→ Your instructions: Look through the entries below and report every line that has "Level".

====== Source material

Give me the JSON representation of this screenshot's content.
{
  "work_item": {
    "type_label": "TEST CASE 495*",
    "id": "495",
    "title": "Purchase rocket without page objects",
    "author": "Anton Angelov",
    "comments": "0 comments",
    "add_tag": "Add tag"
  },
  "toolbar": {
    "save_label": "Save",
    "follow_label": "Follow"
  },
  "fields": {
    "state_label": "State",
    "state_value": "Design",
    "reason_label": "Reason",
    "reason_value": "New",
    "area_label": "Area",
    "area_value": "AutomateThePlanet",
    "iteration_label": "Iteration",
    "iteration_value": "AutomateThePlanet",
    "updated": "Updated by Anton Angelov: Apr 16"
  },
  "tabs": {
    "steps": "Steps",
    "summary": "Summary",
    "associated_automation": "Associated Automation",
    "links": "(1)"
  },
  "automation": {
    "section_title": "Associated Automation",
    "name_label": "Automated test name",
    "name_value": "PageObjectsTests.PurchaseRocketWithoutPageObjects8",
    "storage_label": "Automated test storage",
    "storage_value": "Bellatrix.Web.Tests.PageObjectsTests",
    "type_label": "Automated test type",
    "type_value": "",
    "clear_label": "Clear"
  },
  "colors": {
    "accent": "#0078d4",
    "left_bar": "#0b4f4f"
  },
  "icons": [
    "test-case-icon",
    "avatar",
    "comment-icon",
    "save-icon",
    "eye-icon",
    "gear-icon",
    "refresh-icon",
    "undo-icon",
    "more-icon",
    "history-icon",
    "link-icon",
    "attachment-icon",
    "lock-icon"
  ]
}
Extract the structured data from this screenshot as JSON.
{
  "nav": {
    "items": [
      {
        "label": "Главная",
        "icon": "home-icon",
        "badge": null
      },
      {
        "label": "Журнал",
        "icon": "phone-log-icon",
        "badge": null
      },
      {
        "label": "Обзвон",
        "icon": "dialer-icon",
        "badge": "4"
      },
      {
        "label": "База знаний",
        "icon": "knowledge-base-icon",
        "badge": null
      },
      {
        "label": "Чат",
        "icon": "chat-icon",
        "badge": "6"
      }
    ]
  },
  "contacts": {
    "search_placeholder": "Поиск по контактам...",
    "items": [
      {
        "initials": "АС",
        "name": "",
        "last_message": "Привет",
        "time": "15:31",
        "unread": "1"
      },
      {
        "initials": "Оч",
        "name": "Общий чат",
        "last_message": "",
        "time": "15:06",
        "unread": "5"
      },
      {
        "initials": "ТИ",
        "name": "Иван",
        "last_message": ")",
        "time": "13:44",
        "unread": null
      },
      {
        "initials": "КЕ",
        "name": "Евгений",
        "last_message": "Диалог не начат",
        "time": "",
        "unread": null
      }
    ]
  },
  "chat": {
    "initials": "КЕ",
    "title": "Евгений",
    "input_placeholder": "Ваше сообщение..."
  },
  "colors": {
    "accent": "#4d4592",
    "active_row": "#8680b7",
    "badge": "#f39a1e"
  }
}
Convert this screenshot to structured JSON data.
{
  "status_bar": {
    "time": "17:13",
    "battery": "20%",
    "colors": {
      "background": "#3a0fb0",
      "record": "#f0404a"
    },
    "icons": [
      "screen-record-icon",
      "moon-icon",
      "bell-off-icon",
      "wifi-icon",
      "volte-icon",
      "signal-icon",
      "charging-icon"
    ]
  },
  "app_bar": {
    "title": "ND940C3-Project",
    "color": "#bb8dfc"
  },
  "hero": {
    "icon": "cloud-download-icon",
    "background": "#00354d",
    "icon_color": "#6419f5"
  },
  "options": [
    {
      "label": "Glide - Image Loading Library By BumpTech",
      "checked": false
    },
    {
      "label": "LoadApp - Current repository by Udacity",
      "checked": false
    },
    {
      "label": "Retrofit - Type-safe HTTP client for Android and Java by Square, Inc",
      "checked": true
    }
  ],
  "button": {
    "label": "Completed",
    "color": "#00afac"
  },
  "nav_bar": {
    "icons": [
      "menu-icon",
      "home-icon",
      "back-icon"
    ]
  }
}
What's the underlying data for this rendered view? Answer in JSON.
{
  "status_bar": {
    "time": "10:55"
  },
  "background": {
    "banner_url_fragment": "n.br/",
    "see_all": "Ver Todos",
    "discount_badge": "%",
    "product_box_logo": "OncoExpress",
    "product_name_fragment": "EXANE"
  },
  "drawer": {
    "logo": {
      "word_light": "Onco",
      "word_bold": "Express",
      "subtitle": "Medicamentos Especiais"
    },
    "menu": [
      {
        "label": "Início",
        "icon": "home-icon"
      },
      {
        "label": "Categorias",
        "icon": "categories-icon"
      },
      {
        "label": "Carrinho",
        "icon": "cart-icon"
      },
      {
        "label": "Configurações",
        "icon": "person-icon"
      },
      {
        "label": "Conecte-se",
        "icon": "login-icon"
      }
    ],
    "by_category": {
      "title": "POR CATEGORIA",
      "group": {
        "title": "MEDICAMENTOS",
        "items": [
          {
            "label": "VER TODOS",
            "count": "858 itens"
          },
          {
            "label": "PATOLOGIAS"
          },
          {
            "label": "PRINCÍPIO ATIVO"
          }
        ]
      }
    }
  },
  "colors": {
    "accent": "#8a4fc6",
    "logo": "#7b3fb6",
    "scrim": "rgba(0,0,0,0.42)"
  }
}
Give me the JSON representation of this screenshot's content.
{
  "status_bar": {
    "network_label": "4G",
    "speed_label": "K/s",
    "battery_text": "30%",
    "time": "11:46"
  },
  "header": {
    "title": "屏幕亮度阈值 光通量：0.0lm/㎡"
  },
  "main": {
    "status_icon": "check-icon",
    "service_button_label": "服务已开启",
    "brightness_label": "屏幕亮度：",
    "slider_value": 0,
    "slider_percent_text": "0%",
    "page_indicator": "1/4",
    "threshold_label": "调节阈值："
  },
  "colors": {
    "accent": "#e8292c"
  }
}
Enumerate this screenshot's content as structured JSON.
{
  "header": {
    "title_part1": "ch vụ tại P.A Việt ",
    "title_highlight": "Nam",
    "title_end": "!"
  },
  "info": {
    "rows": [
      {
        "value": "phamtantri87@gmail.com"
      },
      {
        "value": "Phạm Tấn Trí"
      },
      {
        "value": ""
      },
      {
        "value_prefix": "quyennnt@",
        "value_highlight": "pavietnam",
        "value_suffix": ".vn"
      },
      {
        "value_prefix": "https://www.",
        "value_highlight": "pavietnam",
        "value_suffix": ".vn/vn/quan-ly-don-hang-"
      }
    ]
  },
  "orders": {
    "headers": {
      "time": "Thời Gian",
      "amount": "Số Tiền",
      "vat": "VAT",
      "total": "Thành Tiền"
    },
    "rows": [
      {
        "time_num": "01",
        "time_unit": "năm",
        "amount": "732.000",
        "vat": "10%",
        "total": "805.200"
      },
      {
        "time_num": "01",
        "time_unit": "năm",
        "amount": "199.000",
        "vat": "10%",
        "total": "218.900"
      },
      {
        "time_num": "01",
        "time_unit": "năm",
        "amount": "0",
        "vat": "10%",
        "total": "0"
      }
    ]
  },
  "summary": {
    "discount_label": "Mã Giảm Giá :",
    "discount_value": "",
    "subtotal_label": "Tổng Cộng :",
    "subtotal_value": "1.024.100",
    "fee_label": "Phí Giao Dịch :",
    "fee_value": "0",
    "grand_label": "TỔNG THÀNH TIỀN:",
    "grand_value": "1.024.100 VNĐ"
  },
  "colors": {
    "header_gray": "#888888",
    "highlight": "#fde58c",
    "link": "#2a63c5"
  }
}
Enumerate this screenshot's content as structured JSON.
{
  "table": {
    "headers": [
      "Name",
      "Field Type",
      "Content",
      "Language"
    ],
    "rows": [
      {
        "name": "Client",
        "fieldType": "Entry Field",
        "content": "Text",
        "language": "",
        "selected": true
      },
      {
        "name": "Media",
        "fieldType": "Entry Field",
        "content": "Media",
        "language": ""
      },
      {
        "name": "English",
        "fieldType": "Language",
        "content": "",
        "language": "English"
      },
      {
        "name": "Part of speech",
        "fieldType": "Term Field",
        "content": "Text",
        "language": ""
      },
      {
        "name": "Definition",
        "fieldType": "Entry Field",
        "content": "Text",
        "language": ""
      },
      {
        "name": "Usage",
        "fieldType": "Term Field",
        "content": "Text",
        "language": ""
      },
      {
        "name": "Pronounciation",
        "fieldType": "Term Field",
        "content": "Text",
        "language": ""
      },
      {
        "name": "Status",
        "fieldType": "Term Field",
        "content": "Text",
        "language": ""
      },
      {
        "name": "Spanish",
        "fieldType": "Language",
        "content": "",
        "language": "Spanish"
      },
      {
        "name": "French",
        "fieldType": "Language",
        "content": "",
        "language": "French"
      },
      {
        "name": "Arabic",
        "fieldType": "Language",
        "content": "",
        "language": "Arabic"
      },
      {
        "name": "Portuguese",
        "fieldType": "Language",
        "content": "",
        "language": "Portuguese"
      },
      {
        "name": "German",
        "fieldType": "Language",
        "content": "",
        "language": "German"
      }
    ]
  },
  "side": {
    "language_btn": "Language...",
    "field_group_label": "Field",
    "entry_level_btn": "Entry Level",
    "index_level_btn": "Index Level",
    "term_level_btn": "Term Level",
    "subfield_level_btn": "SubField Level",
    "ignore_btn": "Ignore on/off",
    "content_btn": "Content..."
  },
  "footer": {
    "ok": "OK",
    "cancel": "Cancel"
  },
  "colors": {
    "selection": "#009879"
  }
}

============

→ Solution for this exercise:
    "entry_level_btn": "Entry Level",
    "index_level_btn": "Index Level",
    "term_level_btn": "Term Level",
    "subfield_level_btn": "SubField Level",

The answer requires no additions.